All three branches of Britain’s armed forces have participated in joint exercises or visits with their Japanese counterparts. The two countries cooperate extensively in the sharing of defence technology, in enhancing cyber security and in working together to bolster the rules-based international system. Britain, in particular, has been especially active since 2018 in deploying its ships to east Asia to underline its commitment to freedom of navigation in the South China Sea and also in confronting the nuclear proliferation threat from North Korea.

Moreover, in principle, Britain has considerable material capacity to contribute constructively to global affairs in partnership with Japan. Britain is one of the few European countries to meet both its NATO target of 2 per cent of gross national income (GNI) for defence spending and its United Nations’ 0.7 per cent of GNI figure for development assistance. It is also, via its ‘All of Asia’ policy, committed to maintaining and expanding its presence in the Asia region, a point underscored by the British Foreign Office’s recent decision to appoint a permanent ambassadorial representative to the Association of Southeast Asian Nations (ASEAN).

However, deep financial pockets, while necessary, are not enough for real, sustained influence. Across Whitehall and among senior and retired officials there are serious doubts about whether the government can free itself from the damaging distractions caused by Brexit to think coherently and strategically about its foreign policy, whether with Japan or other potential Asian partners.

In the words of Sir Simon Fraser, former permanent undersecretary and head of the British Diplomatic Service from 2010 to 2015, ‘I cannot think of any time in my career when there has been less clarity, frankly, about the purposes and objectives of British foreign policy.’

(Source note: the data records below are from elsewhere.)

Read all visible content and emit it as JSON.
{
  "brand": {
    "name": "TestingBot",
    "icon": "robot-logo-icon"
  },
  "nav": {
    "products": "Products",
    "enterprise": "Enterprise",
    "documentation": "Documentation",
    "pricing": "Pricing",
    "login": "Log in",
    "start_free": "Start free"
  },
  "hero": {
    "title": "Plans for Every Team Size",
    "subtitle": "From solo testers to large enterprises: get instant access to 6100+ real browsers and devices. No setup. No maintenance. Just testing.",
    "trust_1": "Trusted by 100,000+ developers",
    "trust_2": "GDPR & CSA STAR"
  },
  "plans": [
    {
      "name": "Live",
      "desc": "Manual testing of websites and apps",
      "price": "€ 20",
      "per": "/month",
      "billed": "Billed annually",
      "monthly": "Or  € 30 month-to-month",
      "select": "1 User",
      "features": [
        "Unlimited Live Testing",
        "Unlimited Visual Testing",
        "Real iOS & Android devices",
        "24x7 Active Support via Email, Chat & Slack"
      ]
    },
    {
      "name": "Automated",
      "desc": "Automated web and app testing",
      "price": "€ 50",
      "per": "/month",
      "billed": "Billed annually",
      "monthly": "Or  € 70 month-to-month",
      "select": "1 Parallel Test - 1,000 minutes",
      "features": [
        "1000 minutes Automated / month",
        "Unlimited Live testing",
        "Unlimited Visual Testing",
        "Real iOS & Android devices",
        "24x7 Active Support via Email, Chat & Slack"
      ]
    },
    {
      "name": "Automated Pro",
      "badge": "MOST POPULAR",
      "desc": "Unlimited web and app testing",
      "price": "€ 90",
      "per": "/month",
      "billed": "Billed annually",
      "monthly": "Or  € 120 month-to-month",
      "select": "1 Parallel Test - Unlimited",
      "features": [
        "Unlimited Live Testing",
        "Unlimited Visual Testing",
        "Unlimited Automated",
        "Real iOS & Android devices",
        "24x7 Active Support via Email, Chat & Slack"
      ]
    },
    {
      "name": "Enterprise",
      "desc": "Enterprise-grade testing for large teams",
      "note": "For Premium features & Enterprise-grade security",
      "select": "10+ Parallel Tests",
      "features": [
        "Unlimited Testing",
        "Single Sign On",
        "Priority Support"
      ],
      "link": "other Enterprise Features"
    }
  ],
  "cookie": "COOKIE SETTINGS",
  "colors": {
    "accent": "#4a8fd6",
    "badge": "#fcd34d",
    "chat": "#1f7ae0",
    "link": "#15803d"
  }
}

The phrase ‘Global Britain’ has become a vacuous and rhetorical device, an aspirational hope rather than a meaningful strategy, designed to stem the rapid loss of Britain’s reputational capital as both its immediate neighbours and its friends in Asia scratch their heads in bafflement at its seemingly self-destructive turn inwards and detachment from economic and political common sense.

Johnson and Hunt, given their past and present government roles – Johnson is a former foreign secretary and Hunt is the current holder of the post – should be well placed to challenge these damaging perceptions.

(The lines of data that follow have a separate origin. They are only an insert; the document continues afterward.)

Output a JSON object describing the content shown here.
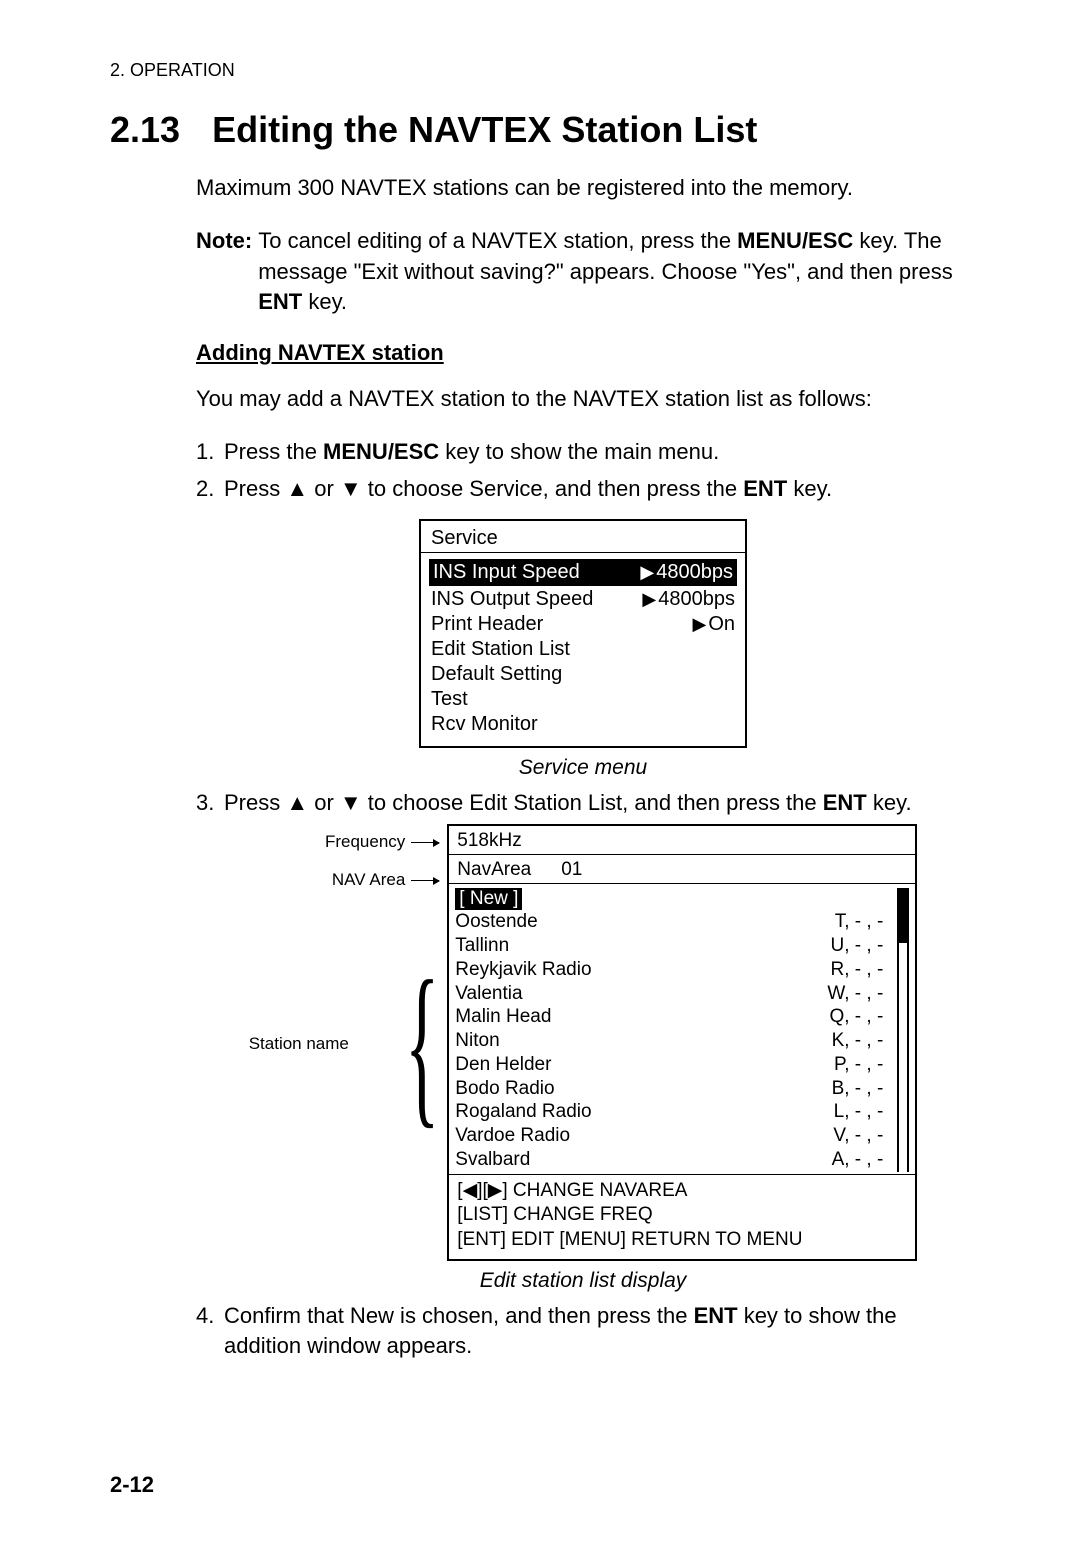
{
  "chapter_header": "2.  OPERATION",
  "section": {
    "number": "2.13",
    "title": "Editing the NAVTEX Station List"
  },
  "intro": "Maximum 300 NAVTEX stations can be registered into the memory.",
  "note": {
    "label": "Note:",
    "line1": " To cancel editing of a NAVTEX station, press the ",
    "key1": "MENU/ESC",
    "line2": " key. The message \"Exit without saving?\" appears. Choose \"Yes\", and then press ",
    "key2": "ENT",
    "line3": " key."
  },
  "adding": {
    "heading": "Adding NAVTEX station",
    "intro": "You may add a NAVTEX station to the NAVTEX station list as follows:",
    "step1": {
      "n": "1.",
      "a": "Press the ",
      "b": "MENU/ESC",
      "c": " key to show the main menu."
    },
    "step2": {
      "n": "2.",
      "a": "Press ▲ or ▼ to choose Service, and then press the ",
      "b": "ENT",
      "c": " key."
    },
    "step3": {
      "n": "3.",
      "a": "Press ▲ or ▼ to choose Edit Station List, and then press the ",
      "b": "ENT",
      "c": " key."
    },
    "step4": {
      "n": "4.",
      "a": "Confirm that New is chosen, and then press the ",
      "b": "ENT",
      "c": " key to show the addition window appears."
    }
  },
  "service_menu": {
    "title": "Service",
    "caption": "Service menu",
    "rows": [
      {
        "label": "INS Input Speed",
        "value": "4800bps",
        "selected": true
      },
      {
        "label": "INS Output Speed",
        "value": "4800bps",
        "selected": false
      },
      {
        "label": "Print Header",
        "value": "On",
        "selected": false
      },
      {
        "label": "Edit Station List",
        "value": "",
        "selected": false
      },
      {
        "label": "Default Setting",
        "value": "",
        "selected": false
      },
      {
        "label": "Test",
        "value": "",
        "selected": false
      },
      {
        "label": "Rcv Monitor",
        "value": "",
        "selected": false
      }
    ]
  },
  "edit_labels": {
    "frequency": "Frequency",
    "nav_area": "NAV Area",
    "station_name": "Station name"
  },
  "edit_display": {
    "caption": "Edit station list display",
    "frequency": "518kHz",
    "navarea_label": "NavArea",
    "navarea_value": "01",
    "new_label": "[ New ]",
    "stations": [
      {
        "name": "Oostende",
        "code": "T,  - , -"
      },
      {
        "name": "Tallinn",
        "code": "U,  - , -"
      },
      {
        "name": "Reykjavik Radio",
        "code": "R,  - , -"
      },
      {
        "name": "Valentia",
        "code": "W, - , -"
      },
      {
        "name": "Malin Head",
        "code": "Q, - , -"
      },
      {
        "name": "Niton",
        "code": "K,  - , -"
      },
      {
        "name": "Den Helder",
        "code": "P,  - , -"
      },
      {
        "name": "Bodo Radio",
        "code": "B,  - , -"
      },
      {
        "name": "Rogaland Radio",
        "code": "L,  - , -"
      },
      {
        "name": "Vardoe Radio",
        "code": "V,  - , -"
      },
      {
        "name": "Svalbard",
        "code": "A,  - , -"
      }
    ],
    "help": {
      "line1": "[◀][▶] CHANGE NAVAREA",
      "line2": "[LIST] CHANGE FREQ",
      "line3": "[ENT] EDIT    [MENU] RETURN TO MENU"
    }
  },
  "page_number": "2-12"
}
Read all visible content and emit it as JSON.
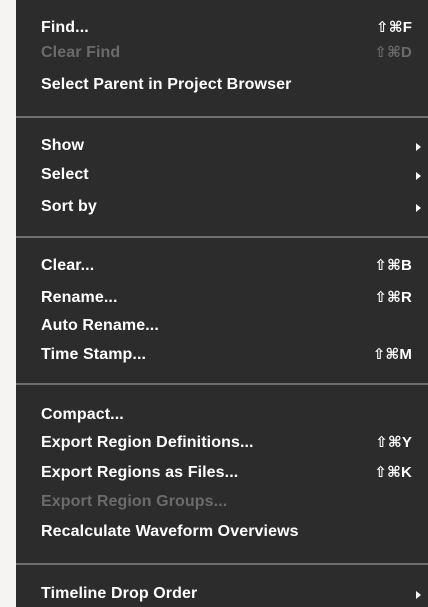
{
  "menu": {
    "items": [
      {
        "label": "Find...",
        "shortcut": "⇧⌘F"
      },
      {
        "label": "Clear Find",
        "shortcut": "⇧⌘D",
        "disabled": true
      },
      {
        "label": "Select Parent in Project Browser"
      },
      {
        "label": "Show",
        "submenu": true
      },
      {
        "label": "Select",
        "submenu": true
      },
      {
        "label": "Sort by",
        "submenu": true
      },
      {
        "label": "Clear...",
        "shortcut": "⇧⌘B"
      },
      {
        "label": "Rename...",
        "shortcut": "⇧⌘R"
      },
      {
        "label": "Auto Rename..."
      },
      {
        "label": "Time Stamp...",
        "shortcut": "⇧⌘M"
      },
      {
        "label": "Compact..."
      },
      {
        "label": "Export Region Definitions...",
        "shortcut": "⇧⌘Y"
      },
      {
        "label": "Export Regions as Files...",
        "shortcut": "⇧⌘K"
      },
      {
        "label": "Export Region Groups...",
        "disabled": true
      },
      {
        "label": "Recalculate Waveform Overviews"
      },
      {
        "label": "Timeline Drop Order",
        "submenu": true
      }
    ]
  }
}
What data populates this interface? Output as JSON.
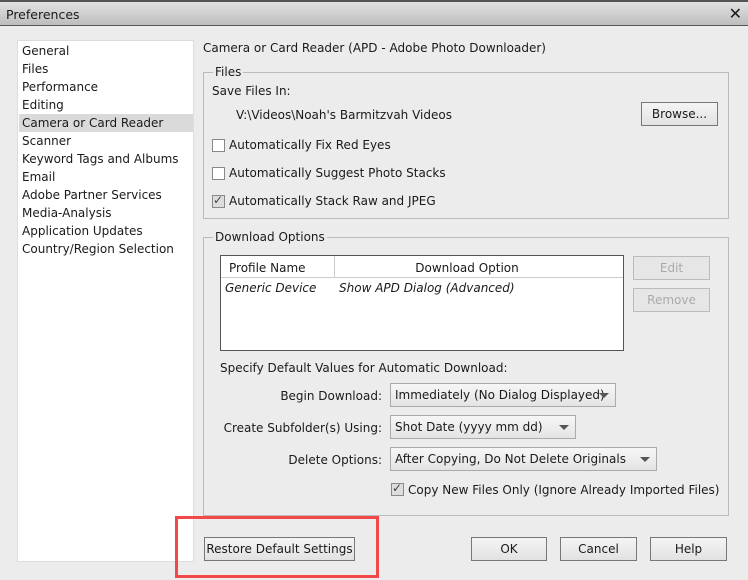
{
  "window": {
    "title": "Preferences",
    "close": "✕"
  },
  "sidebar": {
    "items": [
      {
        "label": "General"
      },
      {
        "label": "Files"
      },
      {
        "label": "Performance"
      },
      {
        "label": "Editing"
      },
      {
        "label": "Camera or Card Reader",
        "selected": true
      },
      {
        "label": "Scanner"
      },
      {
        "label": "Keyword Tags and Albums"
      },
      {
        "label": "Email"
      },
      {
        "label": "Adobe Partner Services"
      },
      {
        "label": "Media-Analysis"
      },
      {
        "label": "Application Updates"
      },
      {
        "label": "Country/Region Selection"
      }
    ]
  },
  "main": {
    "heading": "Camera or Card Reader (APD - Adobe Photo Downloader)",
    "files": {
      "legend": "Files",
      "save_label": "Save Files In:",
      "path": "V:\\Videos\\Noah's Barmitzvah Videos",
      "browse": "Browse...",
      "checks": [
        {
          "label": "Automatically Fix Red Eyes",
          "checked": false
        },
        {
          "label": "Automatically Suggest Photo Stacks",
          "checked": false
        },
        {
          "label": "Automatically Stack Raw and JPEG",
          "checked": true
        }
      ]
    },
    "download": {
      "legend": "Download Options",
      "columns": [
        "Profile Name",
        "Download Option"
      ],
      "rows": [
        [
          "Generic Device",
          "Show APD Dialog (Advanced)"
        ]
      ],
      "edit": "Edit",
      "remove": "Remove",
      "specify": "Specify Default Values for Automatic Download:",
      "begin_label": "Begin Download:",
      "begin_value": "Immediately (No Dialog Displayed)",
      "subfolder_label": "Create Subfolder(s) Using:",
      "subfolder_value": "Shot Date (yyyy mm dd)",
      "delete_label": "Delete Options:",
      "delete_value": "After Copying, Do Not Delete Originals",
      "copy_new": {
        "label": "Copy New Files Only (Ignore Already Imported Files)",
        "checked": true
      }
    }
  },
  "footer": {
    "restore": "Restore Default Settings",
    "ok": "OK",
    "cancel": "Cancel",
    "help": "Help"
  },
  "highlight_color": "#f24848"
}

However, Johnson continues to play the populist card while making wild promises on resolving the Brexit challenge in a way that seems increasingly detached from reality. His record at the Foreign Office was disastrous, and he inspires little confidence except among the Conservative Party faithful, the 160,000 or so predominantly white, over 50 party members who will determine Britain’s next prime minister.

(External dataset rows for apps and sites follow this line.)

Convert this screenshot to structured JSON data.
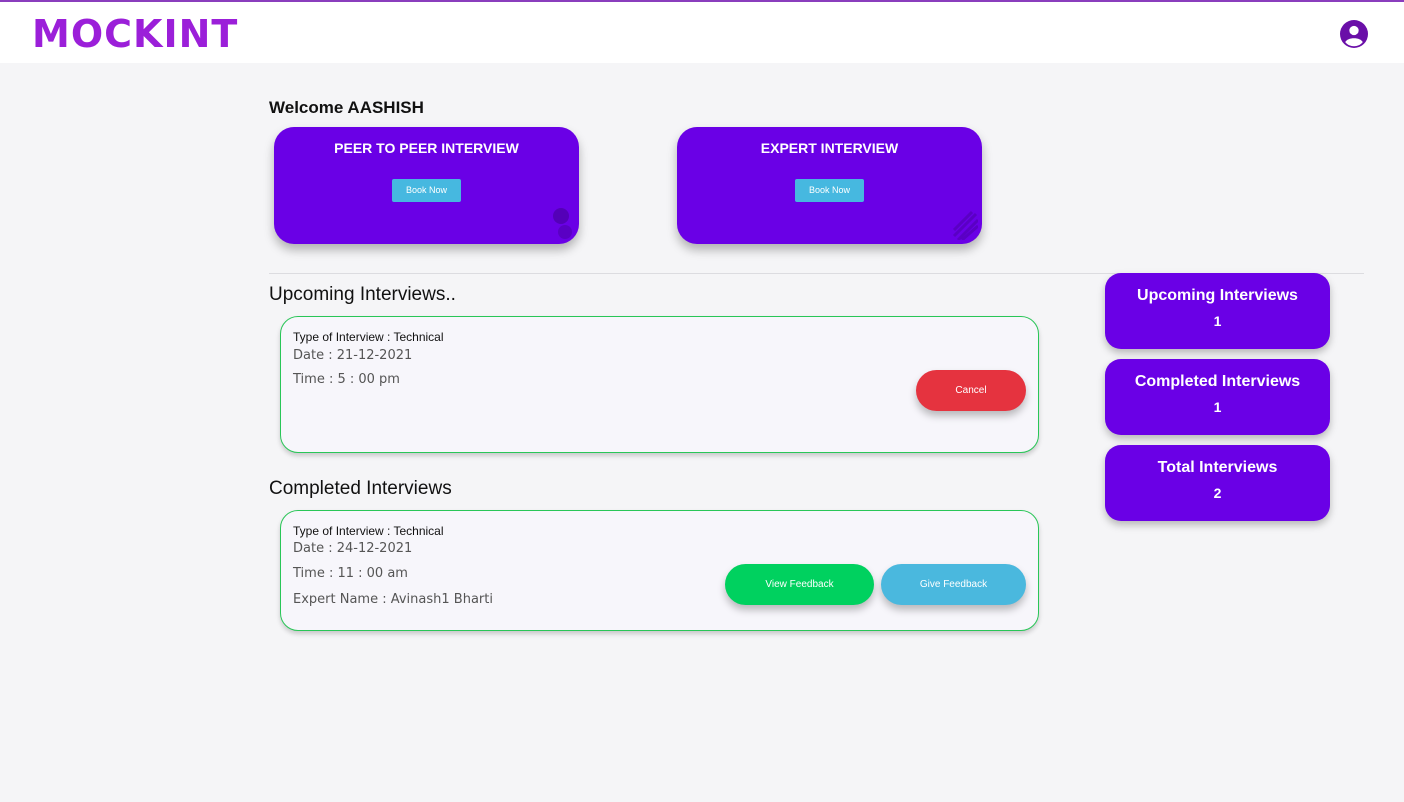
{
  "header": {
    "logo": "MOCKINT",
    "profile_icon": "account-circle-icon"
  },
  "colors": {
    "brand": "#6a00e6",
    "logo": "#9b1fd9",
    "book_button": "#46b8e0",
    "cancel": "#e5333f",
    "view_feedback": "#00d15f",
    "give_feedback": "#4ab8de",
    "card_border": "#29c657"
  },
  "welcome": "Welcome AASHISH",
  "booking": [
    {
      "title": "PEER TO PEER INTERVIEW",
      "button": "Book Now"
    },
    {
      "title": "EXPERT INTERVIEW",
      "button": "Book Now"
    }
  ],
  "upcoming": {
    "heading": "Upcoming Interviews..",
    "items": [
      {
        "type": "Type of Interview : Technical",
        "date": "Date : 21-12-2021",
        "time": "Time : 5 : 00 pm",
        "cancel": "Cancel"
      }
    ]
  },
  "completed": {
    "heading": "Completed Interviews",
    "items": [
      {
        "type": "Type of Interview : Technical",
        "date": "Date : 24-12-2021",
        "time": "Time : 11 : 00 am",
        "expert": "Expert Name : Avinash1 Bharti",
        "view_feedback": "View Feedback",
        "give_feedback": "Give Feedback"
      }
    ]
  },
  "stats": [
    {
      "label": "Upcoming Interviews",
      "value": "1"
    },
    {
      "label": "Completed Interviews",
      "value": "1"
    },
    {
      "label": "Total Interviews",
      "value": "2"
    }
  ]
}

Hunt, by contrast, has at least a track record of delivery in government at a ministerial level and an interest in and capacity to engage with detailed evidence. His support for open societies and his new campaign for enhancing media freedom resonates with the report’s core recommendation on the importance of Britain and Japan working together to protect democratic values given the global threat posed by extreme populist and identity-based politics.

Ultimately, however, the challenge of confronting populism must be engaged with at home as well as abroad. To do this requires a re-engagement with economic reality and avoidance of the sort of wishful thinking and magical realism that is at the heart of today’s Brexit discourse. Kono’s observations are a timely and sensible reminder of that simple truth.

This article was originally published in the Asahi Shimbun.